Segment Open

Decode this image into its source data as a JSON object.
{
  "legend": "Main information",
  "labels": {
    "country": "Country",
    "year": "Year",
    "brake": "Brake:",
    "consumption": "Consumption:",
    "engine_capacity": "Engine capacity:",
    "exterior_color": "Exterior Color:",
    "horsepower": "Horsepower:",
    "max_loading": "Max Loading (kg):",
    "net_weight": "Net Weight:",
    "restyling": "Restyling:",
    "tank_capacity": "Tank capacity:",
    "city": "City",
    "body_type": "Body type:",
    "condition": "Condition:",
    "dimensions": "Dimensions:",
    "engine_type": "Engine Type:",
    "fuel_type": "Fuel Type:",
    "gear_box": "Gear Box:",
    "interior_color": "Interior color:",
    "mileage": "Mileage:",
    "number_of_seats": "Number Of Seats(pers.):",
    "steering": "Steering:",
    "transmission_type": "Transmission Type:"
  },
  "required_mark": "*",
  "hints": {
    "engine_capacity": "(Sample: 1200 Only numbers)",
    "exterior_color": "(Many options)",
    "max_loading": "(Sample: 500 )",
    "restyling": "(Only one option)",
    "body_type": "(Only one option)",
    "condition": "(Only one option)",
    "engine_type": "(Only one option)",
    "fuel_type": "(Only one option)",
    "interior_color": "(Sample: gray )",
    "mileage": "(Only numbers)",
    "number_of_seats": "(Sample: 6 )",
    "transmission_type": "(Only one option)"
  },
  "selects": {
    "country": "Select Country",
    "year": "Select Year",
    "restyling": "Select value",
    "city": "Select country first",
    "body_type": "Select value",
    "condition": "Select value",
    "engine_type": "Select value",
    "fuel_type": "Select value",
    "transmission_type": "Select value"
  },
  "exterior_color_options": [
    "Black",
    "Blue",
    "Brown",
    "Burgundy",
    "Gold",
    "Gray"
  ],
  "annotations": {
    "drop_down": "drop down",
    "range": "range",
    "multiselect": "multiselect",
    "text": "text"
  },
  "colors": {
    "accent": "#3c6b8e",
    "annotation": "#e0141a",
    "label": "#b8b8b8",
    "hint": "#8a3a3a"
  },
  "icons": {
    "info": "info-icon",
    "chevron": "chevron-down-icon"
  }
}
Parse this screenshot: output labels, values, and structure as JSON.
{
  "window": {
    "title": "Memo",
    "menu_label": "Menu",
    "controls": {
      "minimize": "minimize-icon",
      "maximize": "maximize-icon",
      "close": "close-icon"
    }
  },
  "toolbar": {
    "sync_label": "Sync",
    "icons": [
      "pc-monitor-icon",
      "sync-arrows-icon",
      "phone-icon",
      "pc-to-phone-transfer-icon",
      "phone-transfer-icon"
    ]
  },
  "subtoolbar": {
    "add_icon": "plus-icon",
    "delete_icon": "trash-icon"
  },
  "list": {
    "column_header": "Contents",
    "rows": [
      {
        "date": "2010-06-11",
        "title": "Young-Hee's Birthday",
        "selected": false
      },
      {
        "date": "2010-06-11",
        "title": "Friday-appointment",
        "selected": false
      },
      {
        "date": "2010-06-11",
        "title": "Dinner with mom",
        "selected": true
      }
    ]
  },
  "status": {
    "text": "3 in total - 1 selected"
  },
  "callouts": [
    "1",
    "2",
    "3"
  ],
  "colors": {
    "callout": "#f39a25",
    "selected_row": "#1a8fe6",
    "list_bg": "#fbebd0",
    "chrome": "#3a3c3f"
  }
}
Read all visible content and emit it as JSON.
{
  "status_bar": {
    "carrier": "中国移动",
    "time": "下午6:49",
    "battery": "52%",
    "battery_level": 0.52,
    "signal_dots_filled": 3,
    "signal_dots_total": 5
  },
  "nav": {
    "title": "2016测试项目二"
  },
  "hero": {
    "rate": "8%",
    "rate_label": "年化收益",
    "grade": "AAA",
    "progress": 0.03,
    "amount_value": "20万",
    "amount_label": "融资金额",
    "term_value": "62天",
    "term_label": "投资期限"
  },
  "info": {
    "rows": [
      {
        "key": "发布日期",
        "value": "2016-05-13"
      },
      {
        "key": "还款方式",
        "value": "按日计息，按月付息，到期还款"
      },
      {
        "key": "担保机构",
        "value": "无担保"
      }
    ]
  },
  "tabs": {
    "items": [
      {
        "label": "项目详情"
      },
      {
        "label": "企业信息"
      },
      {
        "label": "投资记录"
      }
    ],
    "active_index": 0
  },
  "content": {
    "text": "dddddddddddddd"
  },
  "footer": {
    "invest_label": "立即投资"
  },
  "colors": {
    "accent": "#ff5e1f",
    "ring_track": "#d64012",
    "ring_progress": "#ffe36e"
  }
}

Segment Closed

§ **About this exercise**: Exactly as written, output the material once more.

§ **Result for this task**:
Decode this image into its source data as a JSON object.
{
  "legend": "Main information",
  "labels": {
    "country": "Country",
    "year": "Year",
    "brake": "Brake:",
    "consumption": "Consumption:",
    "engine_capacity": "Engine capacity:",
    "exterior_color": "Exterior Color:",
    "horsepower": "Horsepower:",
    "max_loading": "Max Loading (kg):",
    "net_weight": "Net Weight:",
    "restyling": "Restyling:",
    "tank_capacity": "Tank capacity:",
    "city": "City",
    "body_type": "Body type:",
    "condition": "Condition:",
    "dimensions": "Dimensions:",
    "engine_type": "Engine Type:",
    "fuel_type": "Fuel Type:",
    "gear_box": "Gear Box:",
    "interior_color": "Interior color:",
    "mileage": "Mileage:",
    "number_of_seats": "Number Of Seats(pers.):",
    "steering": "Steering:",
    "transmission_type": "Transmission Type:"
  },
  "required_mark": "*",
  "hints": {
    "engine_capacity": "(Sample: 1200 Only numbers)",
    "exterior_color": "(Many options)",
    "max_loading": "(Sample: 500 )",
    "restyling": "(Only one option)",
    "body_type": "(Only one option)",
    "condition": "(Only one option)",
    "engine_type": "(Only one option)",
    "fuel_type": "(Only one option)",
    "interior_color": "(Sample: gray )",
    "mileage": "(Only numbers)",
    "number_of_seats": "(Sample: 6 )",
    "transmission_type": "(Only one option)"
  },
  "selects": {
    "country": "Select Country",
    "year": "Select Year",
    "restyling": "Select value",
    "city": "Select country first",
    "body_type": "Select value",
    "condition": "Select value",
    "engine_type": "Select value",
    "fuel_type": "Select value",
    "transmission_type": "Select value"
  },
  "exterior_color_options": [
    "Black",
    "Blue",
    "Brown",
    "Burgundy",
    "Gold",
    "Gray"
  ],
  "annotations": {
    "drop_down": "drop down",
    "range": "range",
    "multiselect": "multiselect",
    "text": "text"
  },
  "colors": {
    "accent": "#3c6b8e",
    "annotation": "#e0141a",
    "label": "#b8b8b8",
    "hint": "#8a3a3a"
  },
  "icons": {
    "info": "info-icon",
    "chevron": "chevron-down-icon"
  }
}
Parse this screenshot: output labels, values, and structure as JSON.
{
  "window": {
    "title": "Memo",
    "menu_label": "Menu",
    "controls": {
      "minimize": "minimize-icon",
      "maximize": "maximize-icon",
      "close": "close-icon"
    }
  },
  "toolbar": {
    "sync_label": "Sync",
    "icons": [
      "pc-monitor-icon",
      "sync-arrows-icon",
      "phone-icon",
      "pc-to-phone-transfer-icon",
      "phone-transfer-icon"
    ]
  },
  "subtoolbar": {
    "add_icon": "plus-icon",
    "delete_icon": "trash-icon"
  },
  "list": {
    "column_header": "Contents",
    "rows": [
      {
        "date": "2010-06-11",
        "title": "Young-Hee's Birthday",
        "selected": false
      },
      {
        "date": "2010-06-11",
        "title": "Friday-appointment",
        "selected": false
      },
      {
        "date": "2010-06-11",
        "title": "Dinner with mom",
        "selected": true
      }
    ]
  },
  "status": {
    "text": "3 in total - 1 selected"
  },
  "callouts": [
    "1",
    "2",
    "3"
  ],
  "colors": {
    "callout": "#f39a25",
    "selected_row": "#1a8fe6",
    "list_bg": "#fbebd0",
    "chrome": "#3a3c3f"
  }
}
Read all visible content and emit it as JSON.
{
  "status_bar": {
    "carrier": "中国移动",
    "time": "下午6:49",
    "battery": "52%",
    "battery_level": 0.52,
    "signal_dots_filled": 3,
    "signal_dots_total": 5
  },
  "nav": {
    "title": "2016测试项目二"
  },
  "hero": {
    "rate": "8%",
    "rate_label": "年化收益",
    "grade": "AAA",
    "progress": 0.03,
    "amount_value": "20万",
    "amount_label": "融资金额",
    "term_value": "62天",
    "term_label": "投资期限"
  },
  "info": {
    "rows": [
      {
        "key": "发布日期",
        "value": "2016-05-13"
      },
      {
        "key": "还款方式",
        "value": "按日计息，按月付息，到期还款"
      },
      {
        "key": "担保机构",
        "value": "无担保"
      }
    ]
  },
  "tabs": {
    "items": [
      {
        "label": "项目详情"
      },
      {
        "label": "企业信息"
      },
      {
        "label": "投资记录"
      }
    ],
    "active_index": 0
  },
  "content": {
    "text": "dddddddddddddd"
  },
  "footer": {
    "invest_label": "立即投资"
  },
  "colors": {
    "accent": "#ff5e1f",
    "ring_track": "#d64012",
    "ring_progress": "#ffe36e"
  }
}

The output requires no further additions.